**** DATASET EXTRACT ****

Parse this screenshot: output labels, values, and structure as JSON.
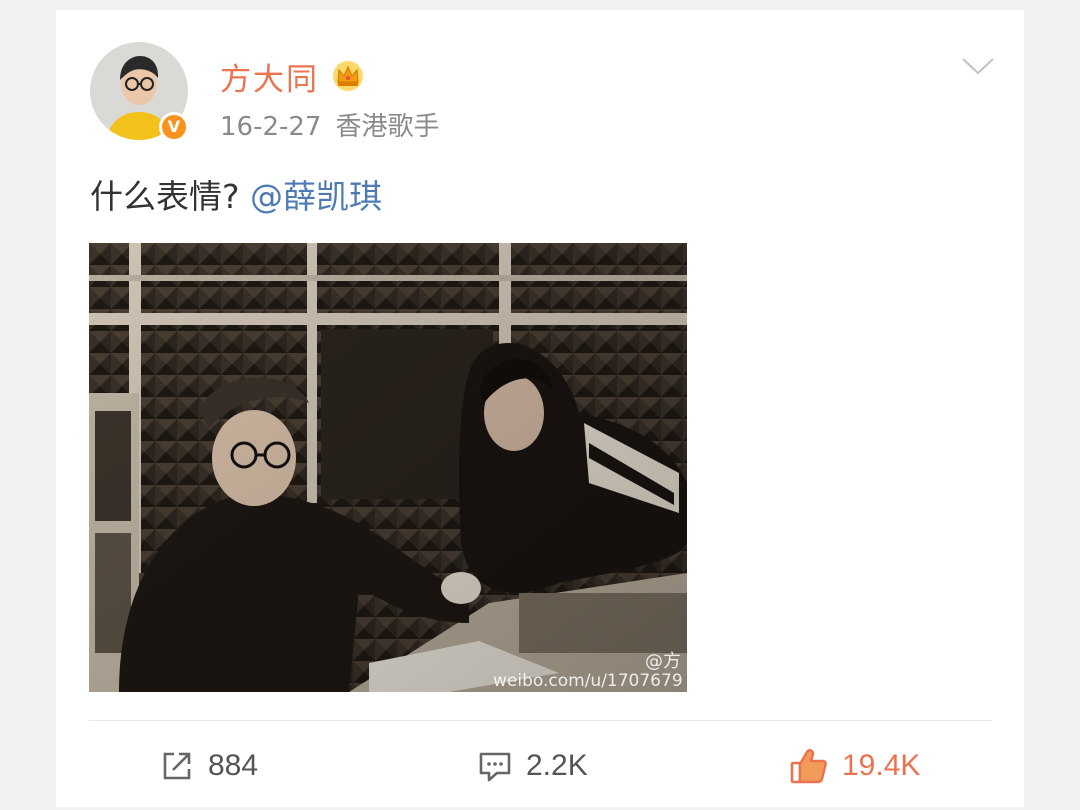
{
  "post": {
    "username": "方大同",
    "date": "16-2-27",
    "source": "香港歌手",
    "text": "什么表情? ",
    "mention": "@薛凯琪",
    "verified_badge": "V",
    "icons": [
      "verified-badge-icon",
      "crown-icon",
      "chevron-down-icon",
      "repost-icon",
      "comment-icon",
      "like-icon"
    ]
  },
  "image": {
    "watermark_handle": "@方",
    "watermark_url": "weibo.com/u/1707679"
  },
  "actions": {
    "repost_count": "884",
    "comment_count": "2.2K",
    "like_count": "19.4K"
  },
  "colors": {
    "username": "#eb7350",
    "mention": "#4f7bb5",
    "like": "#eb7350",
    "verified": "#f7921e"
  }
}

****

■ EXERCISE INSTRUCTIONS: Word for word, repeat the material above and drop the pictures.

■ TASK RESPONSE:
Parse this screenshot: output labels, values, and structure as JSON.
{
  "post": {
    "username": "方大同",
    "date": "16-2-27",
    "source": "香港歌手",
    "text": "什么表情? ",
    "mention": "@薛凯琪",
    "verified_badge": "V",
    "icons": [
      "verified-badge-icon",
      "crown-icon",
      "chevron-down-icon",
      "repost-icon",
      "comment-icon",
      "like-icon"
    ]
  },
  "image": {
    "watermark_handle": "@方",
    "watermark_url": "weibo.com/u/1707679"
  },
  "actions": {
    "repost_count": "884",
    "comment_count": "2.2K",
    "like_count": "19.4K"
  },
  "colors": {
    "username": "#eb7350",
    "mention": "#4f7bb5",
    "like": "#eb7350",
    "verified": "#f7921e"
  }
}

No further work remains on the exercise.